All of my sailing friends embody the desire to explore new waters, an essential aspect of the cruising lifestyle. Our boundless energy, when mixed with our occasional impatience, requires us to remain in a state of constant motion, always searching for the next hot spot. Without the years of occupational servitude and responsibility, our spirits are free to travel with reckless abandon, and we learn as we go. While this may sound dangerous and unnecessarily irresponsible, we hold a clean record, with no others damaged and only minor damage to ourselves.
Sure, we've made-and still make-silly and even slightly hazardous mistakes. Running aground, misreading charts, and running out of fuel are common occurrences on our vessels. Towing one's sailboat down 250 miles of the Intracoastal Waterway with the boat's dinghy, instead of stopping to repair the engine; drying out while waiting for high tide in Charleston; setting oneself afire with cooking fuel-yep, these have all been part of the group's learning curve. Anchor lines break due to insufficient chafe gear, sails and bags go overboard when improperly lashed, and sails rip in excessive winds. These things happen to the best of us, but we hope only once. We're merely trying to make our embarrassing mistakes before age and experience suggest that we ought to know better. So if you see a youthful group of voyagers in need, offer them a hand or, even better, a cold beer. They can always use a break.

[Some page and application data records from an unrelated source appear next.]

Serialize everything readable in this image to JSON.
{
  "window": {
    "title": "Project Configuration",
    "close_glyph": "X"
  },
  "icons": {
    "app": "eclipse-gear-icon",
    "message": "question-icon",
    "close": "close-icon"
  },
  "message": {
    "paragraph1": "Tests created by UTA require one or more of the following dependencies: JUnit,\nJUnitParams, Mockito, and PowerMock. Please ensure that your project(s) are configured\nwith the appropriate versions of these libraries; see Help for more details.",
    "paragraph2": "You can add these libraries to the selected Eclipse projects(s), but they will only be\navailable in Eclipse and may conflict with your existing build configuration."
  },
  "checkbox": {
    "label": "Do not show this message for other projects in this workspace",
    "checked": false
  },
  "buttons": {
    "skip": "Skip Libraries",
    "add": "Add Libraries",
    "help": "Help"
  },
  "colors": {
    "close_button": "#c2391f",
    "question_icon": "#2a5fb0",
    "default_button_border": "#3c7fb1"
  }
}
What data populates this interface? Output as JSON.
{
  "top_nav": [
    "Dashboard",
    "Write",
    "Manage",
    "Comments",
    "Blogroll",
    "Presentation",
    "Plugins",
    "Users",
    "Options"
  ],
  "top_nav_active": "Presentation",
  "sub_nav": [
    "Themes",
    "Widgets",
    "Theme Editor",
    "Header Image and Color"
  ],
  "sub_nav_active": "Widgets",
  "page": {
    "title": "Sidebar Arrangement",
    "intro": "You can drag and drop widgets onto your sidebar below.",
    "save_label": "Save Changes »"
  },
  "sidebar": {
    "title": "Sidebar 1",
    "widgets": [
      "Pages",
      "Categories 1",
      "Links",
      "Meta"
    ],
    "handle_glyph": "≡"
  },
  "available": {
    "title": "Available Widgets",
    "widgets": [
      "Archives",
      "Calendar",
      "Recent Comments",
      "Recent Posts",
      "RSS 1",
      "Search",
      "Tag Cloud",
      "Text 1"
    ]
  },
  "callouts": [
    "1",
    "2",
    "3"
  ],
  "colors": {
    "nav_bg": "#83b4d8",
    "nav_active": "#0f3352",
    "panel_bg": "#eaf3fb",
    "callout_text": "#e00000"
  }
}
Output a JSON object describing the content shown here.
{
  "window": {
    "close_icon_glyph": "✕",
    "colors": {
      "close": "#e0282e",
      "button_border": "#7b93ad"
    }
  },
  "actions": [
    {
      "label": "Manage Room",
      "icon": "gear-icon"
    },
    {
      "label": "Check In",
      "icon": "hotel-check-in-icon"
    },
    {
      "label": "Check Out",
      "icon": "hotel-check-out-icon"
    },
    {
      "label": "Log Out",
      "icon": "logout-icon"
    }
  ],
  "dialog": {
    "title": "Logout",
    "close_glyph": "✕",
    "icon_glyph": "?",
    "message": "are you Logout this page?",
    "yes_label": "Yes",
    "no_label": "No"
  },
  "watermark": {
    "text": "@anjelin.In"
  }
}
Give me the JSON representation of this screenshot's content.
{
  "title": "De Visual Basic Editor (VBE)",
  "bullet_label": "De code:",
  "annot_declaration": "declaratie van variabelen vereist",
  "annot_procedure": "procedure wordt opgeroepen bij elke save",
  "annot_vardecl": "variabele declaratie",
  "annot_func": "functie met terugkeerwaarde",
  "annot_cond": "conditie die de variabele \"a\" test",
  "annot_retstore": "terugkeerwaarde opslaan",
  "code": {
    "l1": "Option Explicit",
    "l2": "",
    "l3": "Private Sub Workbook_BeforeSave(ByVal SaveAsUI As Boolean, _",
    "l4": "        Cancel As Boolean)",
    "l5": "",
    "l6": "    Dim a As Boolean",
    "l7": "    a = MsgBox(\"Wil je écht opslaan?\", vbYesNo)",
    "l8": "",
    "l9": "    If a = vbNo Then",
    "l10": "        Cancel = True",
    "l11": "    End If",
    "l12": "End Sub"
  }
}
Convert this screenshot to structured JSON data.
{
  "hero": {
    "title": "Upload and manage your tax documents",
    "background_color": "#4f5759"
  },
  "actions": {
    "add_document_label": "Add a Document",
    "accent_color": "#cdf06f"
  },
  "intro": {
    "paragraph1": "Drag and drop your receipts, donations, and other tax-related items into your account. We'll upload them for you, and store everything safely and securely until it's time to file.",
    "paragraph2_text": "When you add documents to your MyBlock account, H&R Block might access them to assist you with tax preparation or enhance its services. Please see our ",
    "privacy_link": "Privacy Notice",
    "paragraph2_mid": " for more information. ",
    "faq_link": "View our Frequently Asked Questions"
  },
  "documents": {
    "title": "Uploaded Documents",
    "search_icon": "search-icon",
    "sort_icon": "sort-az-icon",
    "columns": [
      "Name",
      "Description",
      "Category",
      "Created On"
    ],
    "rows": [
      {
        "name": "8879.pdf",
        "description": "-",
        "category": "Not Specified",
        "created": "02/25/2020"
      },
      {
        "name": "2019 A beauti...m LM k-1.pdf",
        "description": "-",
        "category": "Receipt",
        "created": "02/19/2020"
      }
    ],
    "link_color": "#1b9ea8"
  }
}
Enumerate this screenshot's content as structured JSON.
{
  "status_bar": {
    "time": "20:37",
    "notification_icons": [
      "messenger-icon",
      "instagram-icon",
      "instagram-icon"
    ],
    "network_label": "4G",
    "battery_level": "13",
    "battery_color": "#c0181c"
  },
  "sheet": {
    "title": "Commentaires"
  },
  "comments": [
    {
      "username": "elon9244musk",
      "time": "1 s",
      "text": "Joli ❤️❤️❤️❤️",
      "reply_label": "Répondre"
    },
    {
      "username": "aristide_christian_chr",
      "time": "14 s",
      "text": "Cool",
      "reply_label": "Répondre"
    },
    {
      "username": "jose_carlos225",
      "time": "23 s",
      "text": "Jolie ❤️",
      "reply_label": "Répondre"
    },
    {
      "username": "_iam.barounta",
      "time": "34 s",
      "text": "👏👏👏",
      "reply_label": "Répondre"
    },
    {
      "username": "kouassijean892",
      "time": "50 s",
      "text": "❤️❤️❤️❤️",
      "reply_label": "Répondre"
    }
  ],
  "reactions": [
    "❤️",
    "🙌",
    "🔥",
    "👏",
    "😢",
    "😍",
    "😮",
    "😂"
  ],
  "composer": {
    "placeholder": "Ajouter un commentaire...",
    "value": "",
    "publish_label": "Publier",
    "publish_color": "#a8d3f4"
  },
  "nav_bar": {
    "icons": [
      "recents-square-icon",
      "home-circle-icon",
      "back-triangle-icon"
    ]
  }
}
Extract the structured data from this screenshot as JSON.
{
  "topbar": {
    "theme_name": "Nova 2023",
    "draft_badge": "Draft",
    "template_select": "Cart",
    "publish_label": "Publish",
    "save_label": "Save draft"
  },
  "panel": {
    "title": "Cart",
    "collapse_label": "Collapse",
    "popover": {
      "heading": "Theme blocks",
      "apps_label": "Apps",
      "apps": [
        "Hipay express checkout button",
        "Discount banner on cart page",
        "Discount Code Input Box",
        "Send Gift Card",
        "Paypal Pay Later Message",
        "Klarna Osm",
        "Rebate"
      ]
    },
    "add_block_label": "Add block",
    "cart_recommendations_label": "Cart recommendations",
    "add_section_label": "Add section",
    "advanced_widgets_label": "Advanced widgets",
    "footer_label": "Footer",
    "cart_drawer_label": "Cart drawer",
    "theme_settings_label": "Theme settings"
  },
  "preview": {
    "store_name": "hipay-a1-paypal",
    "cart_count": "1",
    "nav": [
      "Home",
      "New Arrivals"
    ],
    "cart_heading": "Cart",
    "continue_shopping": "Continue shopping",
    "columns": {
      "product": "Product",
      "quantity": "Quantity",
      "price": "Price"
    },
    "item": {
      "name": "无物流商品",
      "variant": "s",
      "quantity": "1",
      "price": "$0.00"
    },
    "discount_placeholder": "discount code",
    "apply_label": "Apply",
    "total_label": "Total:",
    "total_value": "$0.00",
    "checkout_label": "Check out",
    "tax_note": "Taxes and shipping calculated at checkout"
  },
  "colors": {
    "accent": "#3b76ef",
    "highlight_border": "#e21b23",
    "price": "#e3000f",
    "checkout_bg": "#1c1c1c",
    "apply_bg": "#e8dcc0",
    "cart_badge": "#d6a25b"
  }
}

Michael Larkum lives in Richmond, Virginia, and works as a corporate paralegal. A picture of a white-sand beach in the Bahamas sits next to his computer, and it constantly distracts him from his work.